  • Monitor uptake and engagement so you know if you’re getting it right, if you’re not seeing LGBT people being comfortable to disclose in your memberships or monitoring databases then you probably still have a way to go.

Sport and the Gym are great ways to get active but very few adults will achieve the recommended 150 minutes of moderate intensity physical activity and two days a week of muscles strengthening activity just through sport. One of the fundamental challenges for physical activity is helping people see it as important and incorporating it into every day life.

For LGBT people hate crime, particularly for trans people, can be a real barrier to both utility and recreational cycling and walking.

In 2016/17  in England and Wales there were over 9,000 reported sexual orientation based hate crimes reported and over 1,000 trans related hate crimes.

fist-blow-power-wrestling-163431

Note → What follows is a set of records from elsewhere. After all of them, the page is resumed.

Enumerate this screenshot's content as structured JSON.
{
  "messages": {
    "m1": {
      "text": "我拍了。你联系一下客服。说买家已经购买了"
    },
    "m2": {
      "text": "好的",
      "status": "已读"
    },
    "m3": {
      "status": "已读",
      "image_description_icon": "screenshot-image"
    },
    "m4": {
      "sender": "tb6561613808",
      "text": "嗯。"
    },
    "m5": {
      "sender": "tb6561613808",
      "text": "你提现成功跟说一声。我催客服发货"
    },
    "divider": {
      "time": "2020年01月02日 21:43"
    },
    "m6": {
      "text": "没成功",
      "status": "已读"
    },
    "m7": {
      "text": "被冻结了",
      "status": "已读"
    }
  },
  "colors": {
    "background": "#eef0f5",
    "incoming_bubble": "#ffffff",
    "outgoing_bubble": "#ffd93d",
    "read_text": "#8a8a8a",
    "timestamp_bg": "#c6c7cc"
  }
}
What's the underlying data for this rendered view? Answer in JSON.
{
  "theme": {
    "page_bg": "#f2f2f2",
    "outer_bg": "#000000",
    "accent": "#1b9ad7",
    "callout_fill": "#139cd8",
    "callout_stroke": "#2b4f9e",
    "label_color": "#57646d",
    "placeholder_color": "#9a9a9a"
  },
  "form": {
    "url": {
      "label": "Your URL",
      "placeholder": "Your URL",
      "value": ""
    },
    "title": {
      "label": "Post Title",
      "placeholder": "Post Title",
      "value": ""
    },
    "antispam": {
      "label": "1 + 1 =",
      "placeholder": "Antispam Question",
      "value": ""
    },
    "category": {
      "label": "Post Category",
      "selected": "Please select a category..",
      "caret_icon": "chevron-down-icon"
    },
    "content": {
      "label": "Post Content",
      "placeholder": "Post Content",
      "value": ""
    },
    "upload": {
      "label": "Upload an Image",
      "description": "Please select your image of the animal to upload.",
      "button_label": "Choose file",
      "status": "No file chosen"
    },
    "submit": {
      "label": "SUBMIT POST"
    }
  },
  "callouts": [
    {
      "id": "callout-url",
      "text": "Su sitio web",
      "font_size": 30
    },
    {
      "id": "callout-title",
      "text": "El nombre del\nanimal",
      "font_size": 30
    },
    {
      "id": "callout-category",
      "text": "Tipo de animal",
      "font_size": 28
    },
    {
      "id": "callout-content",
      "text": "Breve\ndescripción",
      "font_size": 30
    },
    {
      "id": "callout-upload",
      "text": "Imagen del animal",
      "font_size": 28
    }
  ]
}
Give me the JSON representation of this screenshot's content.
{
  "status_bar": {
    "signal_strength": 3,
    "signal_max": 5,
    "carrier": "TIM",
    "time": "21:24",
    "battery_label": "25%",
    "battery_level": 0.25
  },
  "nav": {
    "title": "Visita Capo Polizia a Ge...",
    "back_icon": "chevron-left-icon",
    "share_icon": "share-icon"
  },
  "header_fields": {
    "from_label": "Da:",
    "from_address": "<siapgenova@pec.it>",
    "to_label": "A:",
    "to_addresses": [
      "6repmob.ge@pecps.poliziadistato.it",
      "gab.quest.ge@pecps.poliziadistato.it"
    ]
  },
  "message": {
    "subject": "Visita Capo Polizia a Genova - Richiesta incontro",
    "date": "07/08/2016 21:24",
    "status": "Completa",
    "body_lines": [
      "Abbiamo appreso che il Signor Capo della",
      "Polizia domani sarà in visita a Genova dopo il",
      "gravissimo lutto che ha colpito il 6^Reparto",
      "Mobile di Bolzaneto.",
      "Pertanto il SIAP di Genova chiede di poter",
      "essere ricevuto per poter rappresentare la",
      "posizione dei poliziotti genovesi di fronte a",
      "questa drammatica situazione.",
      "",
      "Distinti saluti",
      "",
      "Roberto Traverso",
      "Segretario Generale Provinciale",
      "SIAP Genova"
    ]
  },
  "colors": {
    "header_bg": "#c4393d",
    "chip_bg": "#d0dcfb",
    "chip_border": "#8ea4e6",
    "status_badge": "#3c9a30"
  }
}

However the Stonewall survey in 2017 found that one in five LGBT people have experienced a hate crime or incident because of their sexual orientation and/or gender identity in the last 12 months , this rose to two in five trans people. Four in five anti-LGBT hate crimes and incidents go unreported, with younger LGBT people particularly reluctant to go to the police. So the national statistics are probably a massive underestimate of what’s really going on….

So if we really want to help LGBT people to be active every day then we have to tackle hate crime as well as improving inclusive spaces to be active in.

Ultimately helping every lesbian, gay, bisexual or trans person to achieve at least 150 minutes of physical activity a week and the two days of muscle strengthening activity will take a whole system approach.

We need to be active in thinking about inclusive fitness, sport and leisure spaces, driving down hate crime and violence and creating a narrative within the LGBT community that promotes physical activity for everyone at every age and every ability.

There are some great specific resources and organisations that can support LGBT inclusion, here are a few that might be helpful

Out for Sport

Pride Sport

Stonewall – Make Sport Everybody’s Game

Physiospot Blog on HIV & Exercise

 

 

Leave a Reply

This site uses Akismet to reduce spam. Learn how your comment data is processed.